:: TRY IT ::
Within the entries below, find each line containing the word "Urin" and copy it.

Start of MATERIAL PROVIDED

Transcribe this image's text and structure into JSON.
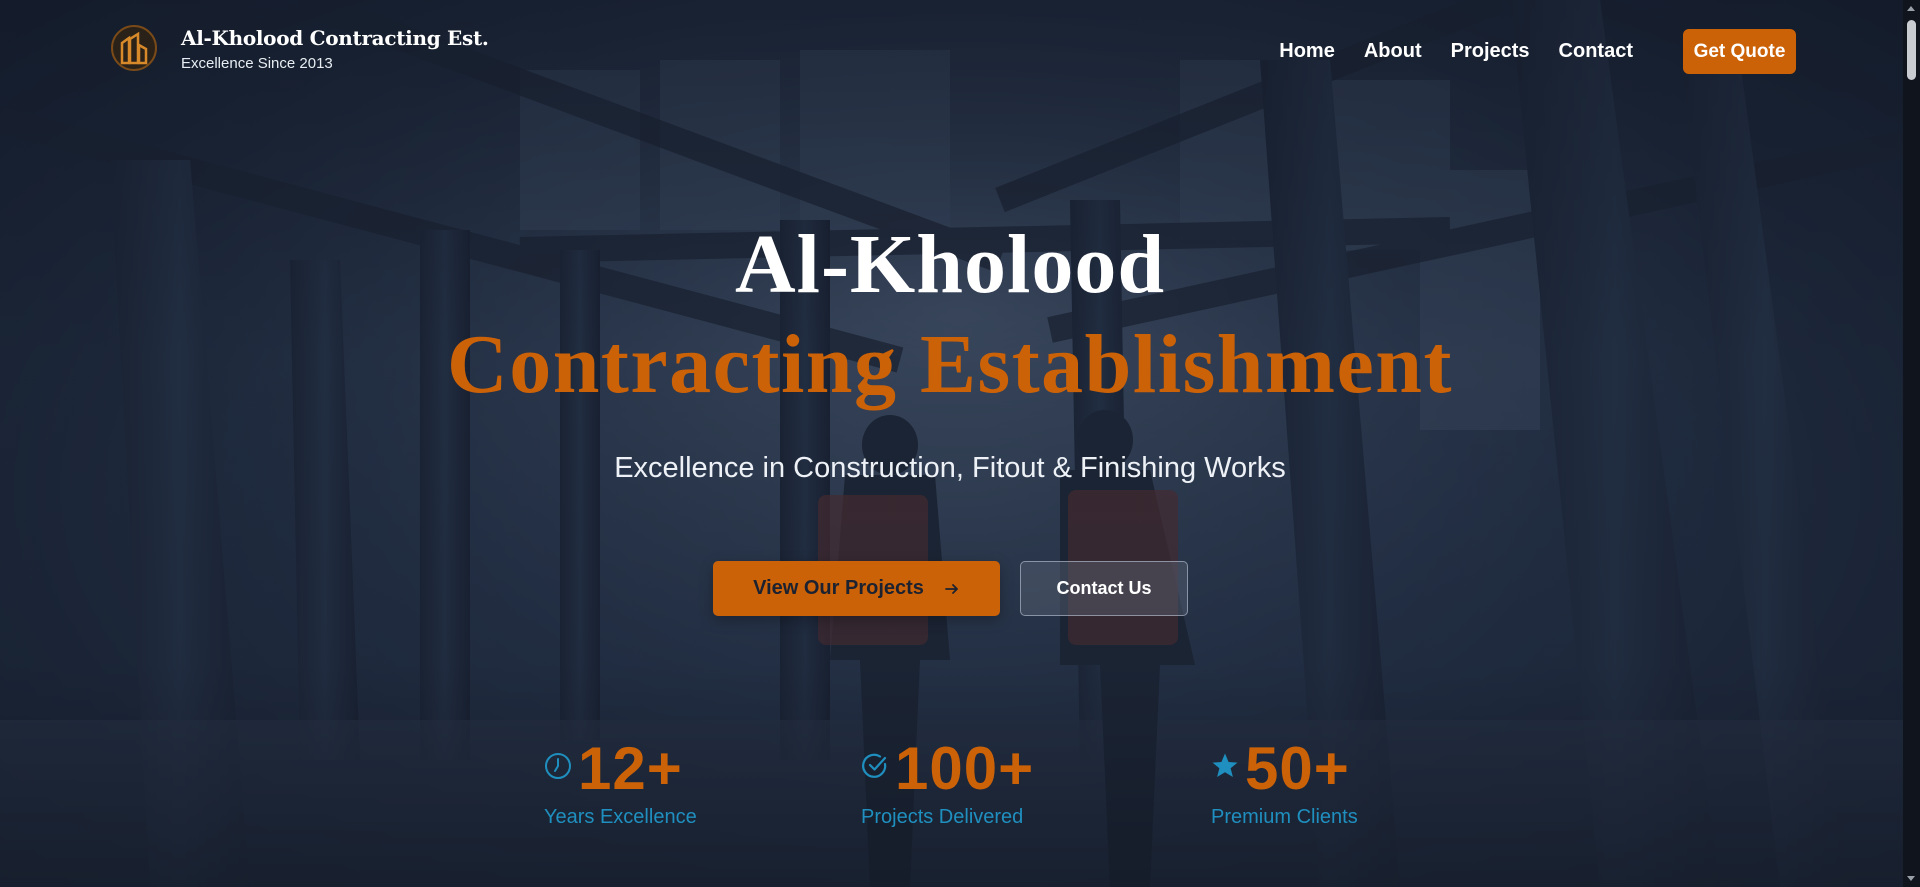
{
  "header": {
    "brand_name": "Al-Kholood Contracting Est.",
    "tagline": "Excellence Since 2013",
    "logo_icon": "building-logo-icon",
    "nav": [
      {
        "label": "Home"
      },
      {
        "label": "About"
      },
      {
        "label": "Projects"
      },
      {
        "label": "Contact"
      }
    ],
    "quote_button": "Get Quote"
  },
  "hero": {
    "title_line1": "Al-Kholood",
    "title_line2": "Contracting Establishment",
    "subtitle": "Excellence in Construction, Fitout & Finishing Works",
    "primary_button": "View Our Projects",
    "primary_icon": "arrow-right-icon",
    "secondary_button": "Contact Us"
  },
  "stats": [
    {
      "value": "12+",
      "label": "Years Excellence",
      "icon": "clock-icon"
    },
    {
      "value": "100+",
      "label": "Projects Delivered",
      "icon": "check-circle-icon"
    },
    {
      "value": "50+",
      "label": "Premium Clients",
      "icon": "star-icon"
    }
  ],
  "colors": {
    "accent": "#cc6208",
    "stat_label": "#1f8fbf",
    "background": "#1b2638"
  }
}
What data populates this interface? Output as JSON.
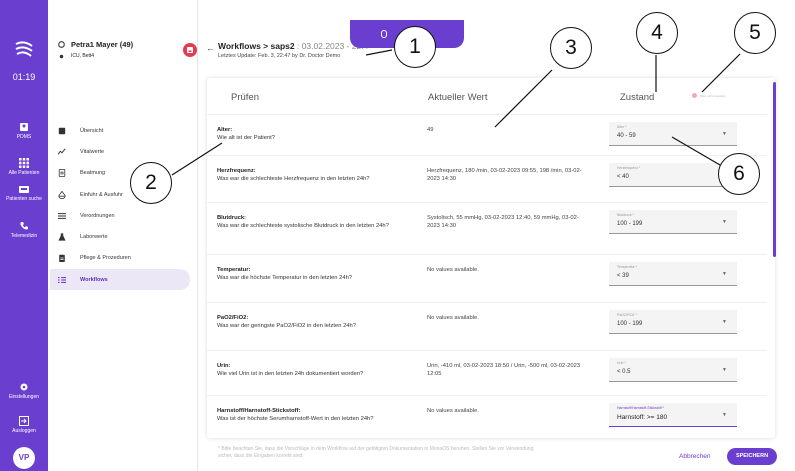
{
  "rail": {
    "time": "01:19",
    "items": [
      {
        "label": "PDMS",
        "icon": "patient-icon"
      },
      {
        "label": "Alle Patienten",
        "icon": "grid-icon"
      },
      {
        "label": "Patienten suche",
        "icon": "bed-icon"
      },
      {
        "label": "Telemedizin",
        "icon": "phone-icon"
      },
      {
        "label": "Einstellungen",
        "icon": "gear-icon"
      },
      {
        "label": "Ausloggen",
        "icon": "logout-icon"
      }
    ],
    "avatar": "VP"
  },
  "patient": {
    "name": "Petra1 Mayer (49)",
    "bed": "ICU, Bett4"
  },
  "nav": [
    {
      "label": "Übersicht",
      "icon": "overview-icon"
    },
    {
      "label": "Vitalwerte",
      "icon": "vitals-icon"
    },
    {
      "label": "Beatmung",
      "icon": "ventilation-icon"
    },
    {
      "label": "Einfuhr & Ausfuhr",
      "icon": "fluid-icon"
    },
    {
      "label": "Verordnungen",
      "icon": "list-icon"
    },
    {
      "label": "Laborwerte",
      "icon": "lab-icon"
    },
    {
      "label": "Pflege & Prozeduren",
      "icon": "clipboard-icon"
    },
    {
      "label": "Workflows",
      "icon": "workflow-icon",
      "active": true
    }
  ],
  "header": {
    "breadcrumb": "Workflows > saps2",
    "date": " : 03.02.2023 - 22:4",
    "updated": "Letztes Update: Feb. 3, 22:47 by Dr. Doctor Demo"
  },
  "annotations": [
    "1",
    "2",
    "3",
    "4",
    "5",
    "6"
  ],
  "table": {
    "col_check": "Prüfen",
    "col_value": "Aktueller Wert",
    "col_state": "Zustand",
    "legend": "Wert nicht bestätigt",
    "rows": [
      {
        "title": "Alter:",
        "question": "Wie alt ist der Patient?",
        "value": "49",
        "sel_label": "Alter *",
        "sel_value": "40 - 59"
      },
      {
        "title": "Herzfrequenz:",
        "question": "Was war die schlechteste Herzfrequenz in den letzten 24h?",
        "value": "Herzfrequenz, 180 /min, 03-02-2023 09:55, 198 /min, 03-02-2023 14:30",
        "sel_label": "Herzfrequenz *",
        "sel_value": "< 40"
      },
      {
        "title": "Blutdruck:",
        "question": "Was war die schlechteste systolische Blutdruck in den letzten 24h?",
        "value": "Systolisch, 55 mmHg, 03-02-2023 12:40, 59 mmHg, 03-02-2023 14:30",
        "sel_label": "Blutdruck *",
        "sel_value": "100 - 199"
      },
      {
        "title": "Temperatur:",
        "question": "Was war die höchste Temperatur in den letzten 24h?",
        "value": "No values available.",
        "sel_label": "Temperatur *",
        "sel_value": "< 39"
      },
      {
        "title": "PaO2/FiO2:",
        "question": "Was war der geringste PaO2/FiO2 in den letzten 24h?",
        "value": "No values available.",
        "sel_label": "PaO2/FiO2 *",
        "sel_value": "100 - 199"
      },
      {
        "title": "Urin:",
        "question": "Wie viel Urin ist in den letzten 24h dokumentiert worden?",
        "value": "Urin, -410 ml, 03-02-2023 18:50 / Urin, -500 ml, 03-02-2023 12:05",
        "sel_label": "Urin *",
        "sel_value": "< 0.5"
      },
      {
        "title": "Harnstoff/Harnstoff-Stickstoff:",
        "question": "Was ist der höchste Serumharnstoff-Wert in den letzten 24h?",
        "value": "No values available.",
        "sel_label": "Harnstoff/Harnstoff-Stickstoff *",
        "sel_value": "Harnstoff: >= 180"
      }
    ]
  },
  "footer": {
    "note": "* Bitte beachten Sie, dass die Vorschläge in dem Workflow auf der getätigten Dokumentation in MonaOS beruhen. Stellen Sie vor Verwendung sicher, dass die Eingaben korrekt sind.",
    "cancel": "Abbrechen",
    "save": "SPEICHERN"
  },
  "colors": {
    "accent": "#6a3fd0",
    "alert": "#e33b50"
  }
}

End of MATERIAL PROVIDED

:: WRITTEN RESPONSE ::
        "title": "Urin:",
        "question": "Wie viel Urin ist in den letzten 24h dokumentiert worden?",
        "value": "Urin, -410 ml, 03-02-2023 18:50 / Urin, -500 ml, 03-02-2023 12:05",
        "sel_label": "Urin *",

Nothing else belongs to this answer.